So I’ve finally finished redoing my previous chunk of editing and I’m ready to get back to fresh work. In the next tent-pole chapter, our protagonists will be at a location with all the principle murder suspects. In this edit/re-write, I’ll be focusing on emphasizing these suspects and strengthening red-herrings for the plot. Because of this, I have chosen to represent each character with a unique figure to paint. Introducing: the unusual suspects!
Look at this lovely police line up! This diverse group of individuals may not all look like my characters, but they do a good job embodying them.
Lets start with this great wizard from the Cthulhu: Death May Die board game:
This wizard will represent a colleague of the victim and will provide unique insight into his profession work in alchemy. He will also allow me to talk about the amoral nature of science and discovery through the lens of magic. The figure itself is a great fit for my book, as it’s a fantasy book in an early modern setting. Death May Die has a 1920’s aesthetic which makes it a perfect fit for this kind of project. Not to mention the monsters in it are gorgeous; I’m sure we’ll be seeing more from this set in the future.
Next up is a fellow Goblin:
This is one of the ornamental Goblins from Feast of Bones Warhammer set we covered a while ago. Because it looked plain by itself, I added one of the Ogre daggers to its back as if it was a Goblin sized broadsword. I think it looks pretty cool like that. In the book, this character is an ex-lover of the victim and will give me a natural way to talk about Goblin culture without it seeming like exposition (though it is). I picked this mini specifically because of that accusatory finger point!
The Third suspect is an Elf. My Elves are not Tolkienesque and are instead diminutive fae-folk so I chose a halfling from the Wizkids D&D line:
I find that the Wizkids minis are extremely good for their price, especially the large ones. The smaller minis are sometimes a tad half-baked. This little guy, representing the prime suspect, needs some serious work. I have mold lines and extra resin to trim and it’s lacking detail in a lot of places. What I do like about him, is that dagger and posture. Much like the character I’m writing, he is much more dangerous than he appears.
Our fourth suspect is a Dwarf crime boss:

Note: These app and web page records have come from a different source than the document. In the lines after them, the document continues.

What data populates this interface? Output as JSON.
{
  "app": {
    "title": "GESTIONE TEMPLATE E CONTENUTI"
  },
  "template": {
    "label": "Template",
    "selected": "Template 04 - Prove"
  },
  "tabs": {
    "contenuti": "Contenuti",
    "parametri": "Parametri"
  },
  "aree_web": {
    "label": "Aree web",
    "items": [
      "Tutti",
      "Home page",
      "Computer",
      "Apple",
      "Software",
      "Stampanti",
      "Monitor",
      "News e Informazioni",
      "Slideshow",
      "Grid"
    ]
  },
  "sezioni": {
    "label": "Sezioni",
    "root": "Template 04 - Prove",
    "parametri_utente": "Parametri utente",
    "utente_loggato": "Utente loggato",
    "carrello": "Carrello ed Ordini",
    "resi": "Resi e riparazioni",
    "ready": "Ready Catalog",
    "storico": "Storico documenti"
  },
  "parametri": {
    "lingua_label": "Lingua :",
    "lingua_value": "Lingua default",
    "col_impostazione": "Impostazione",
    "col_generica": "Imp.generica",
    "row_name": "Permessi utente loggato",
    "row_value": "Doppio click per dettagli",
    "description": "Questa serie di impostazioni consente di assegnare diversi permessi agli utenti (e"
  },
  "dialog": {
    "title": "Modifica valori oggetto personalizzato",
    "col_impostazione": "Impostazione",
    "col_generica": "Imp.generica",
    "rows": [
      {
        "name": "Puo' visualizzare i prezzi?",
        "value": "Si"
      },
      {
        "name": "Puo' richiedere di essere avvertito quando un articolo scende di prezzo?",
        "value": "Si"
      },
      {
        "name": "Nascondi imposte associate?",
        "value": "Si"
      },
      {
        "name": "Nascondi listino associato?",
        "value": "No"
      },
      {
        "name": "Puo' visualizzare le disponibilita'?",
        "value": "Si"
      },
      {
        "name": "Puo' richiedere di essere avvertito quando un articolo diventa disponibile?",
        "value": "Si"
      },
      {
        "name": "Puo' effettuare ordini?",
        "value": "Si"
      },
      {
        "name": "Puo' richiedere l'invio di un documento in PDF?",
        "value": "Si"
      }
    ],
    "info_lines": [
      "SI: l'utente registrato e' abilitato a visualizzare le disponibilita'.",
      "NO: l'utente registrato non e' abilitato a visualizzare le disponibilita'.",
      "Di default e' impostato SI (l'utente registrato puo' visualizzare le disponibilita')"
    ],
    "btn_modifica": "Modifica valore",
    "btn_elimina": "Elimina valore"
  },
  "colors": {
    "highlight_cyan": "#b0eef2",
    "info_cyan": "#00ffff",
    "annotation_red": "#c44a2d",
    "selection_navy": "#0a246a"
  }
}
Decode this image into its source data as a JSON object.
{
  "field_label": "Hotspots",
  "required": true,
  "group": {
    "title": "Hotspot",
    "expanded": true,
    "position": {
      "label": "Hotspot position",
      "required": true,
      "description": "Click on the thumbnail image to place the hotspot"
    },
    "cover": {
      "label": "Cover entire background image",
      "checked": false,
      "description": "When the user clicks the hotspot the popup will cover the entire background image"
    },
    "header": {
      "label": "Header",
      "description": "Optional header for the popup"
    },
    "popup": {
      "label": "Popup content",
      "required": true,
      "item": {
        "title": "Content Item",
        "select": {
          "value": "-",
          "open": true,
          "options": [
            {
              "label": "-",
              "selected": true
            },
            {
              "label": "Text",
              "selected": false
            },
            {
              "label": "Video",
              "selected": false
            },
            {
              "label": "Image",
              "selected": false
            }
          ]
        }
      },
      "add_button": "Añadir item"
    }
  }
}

This miniature is also from the Wizkids line and has some of the same issues ad the Elf. It is probably the least fitting mini of this group but I’m trying to avoid kitbashing it for the sake of time, so I’ll try not to let it bother me. The character it represents is one of the main crime lords in the city and has many reasons to hate the deceased. But did they do it?
I saved the best for last. The final suspect is a Demon:
This Wizkids demon doesn’t look much like the demon in my story, but I think it is a great visual representation of its inner evil. I love the detail of this mini. In D&D, this is called a Nalfeshnee, which is a mid-tier demon. I like its pig face and tiny wings. It is almost a parody of grotesque excess, which is perfect for my character. I’ll need to close up some gaps in the model but otherwise this should be really fun to work on.
There you have it! A new group a minis for a new chunk of my book. Like last time, painting these will likely last longer than the work on this chapter. I’ll probably keep working on this for the next five or so chapters or until I hit another notable section of the book.
Work is starting to get back to normal so I’m hoping I can start posting more regularly again. I don’t like posting once a week as it really only leaves room for updates. Hopefully, some time soon I can post another Upping Your Game article. I have a good one in mind. We’ll just have to see how the rest of the month goes!